Post-Traumatic Stress Disorder, or PTSD has been called ‘combat fatigue’ and ‘shell shock’ in times past. PTSD is usually associated with military personnel and combat experiences. PTSD can also be diagnosed for other stressful experiences. What is Post-Traumatic Stress Disorder? Click here for a definition; basically PTSD is a conditioned response occurring from exposure to frightening experiences. PTSD may include nightmares, shock-like symptoms, constant reliving of the experience, inability to interact in public and acute anxiety.
Because Post-Traumatic Stress Disorder was first described in post-combat military personnel, therapists and psychologists initially used it only in diagnosis of combat related experiences. The DSM-IV and DSM-V now use this definition for PTSD:
‘By definition, PTSD always follows a traumatic event which causes intense fear and/or helplessness in an individual. Typically the symptoms develop shortly after the event, but may take years. The duration for symptoms is at least one month for this diagnosis.’
PTSD occurs in incidents of abuse, violence, sexual abuse, kidnapping, rape, but also experiences like severe storms, cataclysmic weather conditions, earthquake, flood, intense physical pain and injury, death of loved one and other experiences of danger and shock. I was surprised when speaking with a clinical psychologist about some emotional issues that I was experiencing, that he suggested PTSD. I have experienced traumatic nightmares for years. I have struggled with chronic anxiety and nervous complaints for years. When we explored further some events in my life, he confirmed his diagnosis of Post-Traumatic Stress Disorder.

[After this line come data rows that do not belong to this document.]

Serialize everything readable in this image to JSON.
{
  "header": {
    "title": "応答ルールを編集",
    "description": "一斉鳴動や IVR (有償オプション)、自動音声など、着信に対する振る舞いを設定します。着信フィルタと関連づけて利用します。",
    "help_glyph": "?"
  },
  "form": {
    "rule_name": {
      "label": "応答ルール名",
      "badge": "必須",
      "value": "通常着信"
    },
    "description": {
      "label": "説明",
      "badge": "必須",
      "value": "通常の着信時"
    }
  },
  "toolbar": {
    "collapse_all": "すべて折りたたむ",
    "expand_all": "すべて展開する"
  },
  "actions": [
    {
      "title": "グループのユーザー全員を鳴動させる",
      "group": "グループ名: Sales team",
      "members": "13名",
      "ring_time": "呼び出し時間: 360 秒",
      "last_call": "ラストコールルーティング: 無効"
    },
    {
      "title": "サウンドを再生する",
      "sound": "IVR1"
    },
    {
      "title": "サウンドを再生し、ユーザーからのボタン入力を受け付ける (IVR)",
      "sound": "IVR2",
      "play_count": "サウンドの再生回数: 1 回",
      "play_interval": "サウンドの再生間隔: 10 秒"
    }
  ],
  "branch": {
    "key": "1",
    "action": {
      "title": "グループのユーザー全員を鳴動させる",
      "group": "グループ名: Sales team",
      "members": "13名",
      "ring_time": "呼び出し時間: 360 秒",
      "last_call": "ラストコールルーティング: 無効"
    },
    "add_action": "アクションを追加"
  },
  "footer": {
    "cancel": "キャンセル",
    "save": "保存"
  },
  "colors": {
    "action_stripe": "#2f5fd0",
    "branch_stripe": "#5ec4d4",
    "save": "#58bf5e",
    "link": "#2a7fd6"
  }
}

He made the comment that I had developed a ‘high tolerance for emotional and physical pain’. This is another repercussion of Post-Traumatic Stress Disorder. People who have experienced great shocks and pain develop emotional callouses to dull the pain. These callouses enable them to tolerate increasing amounts of pain, but at great cost. People with PTSD often lack healthy skills for coping with pain. Fortunately, cognitive therapy can be immensely helpful in healing Post-Traumatic Stress Disorder. For an online resource, visit Daily Strength here. I’ve linked you to the homepage, where you can search for support groups on any subject. I checked and there is a PTSD support group here.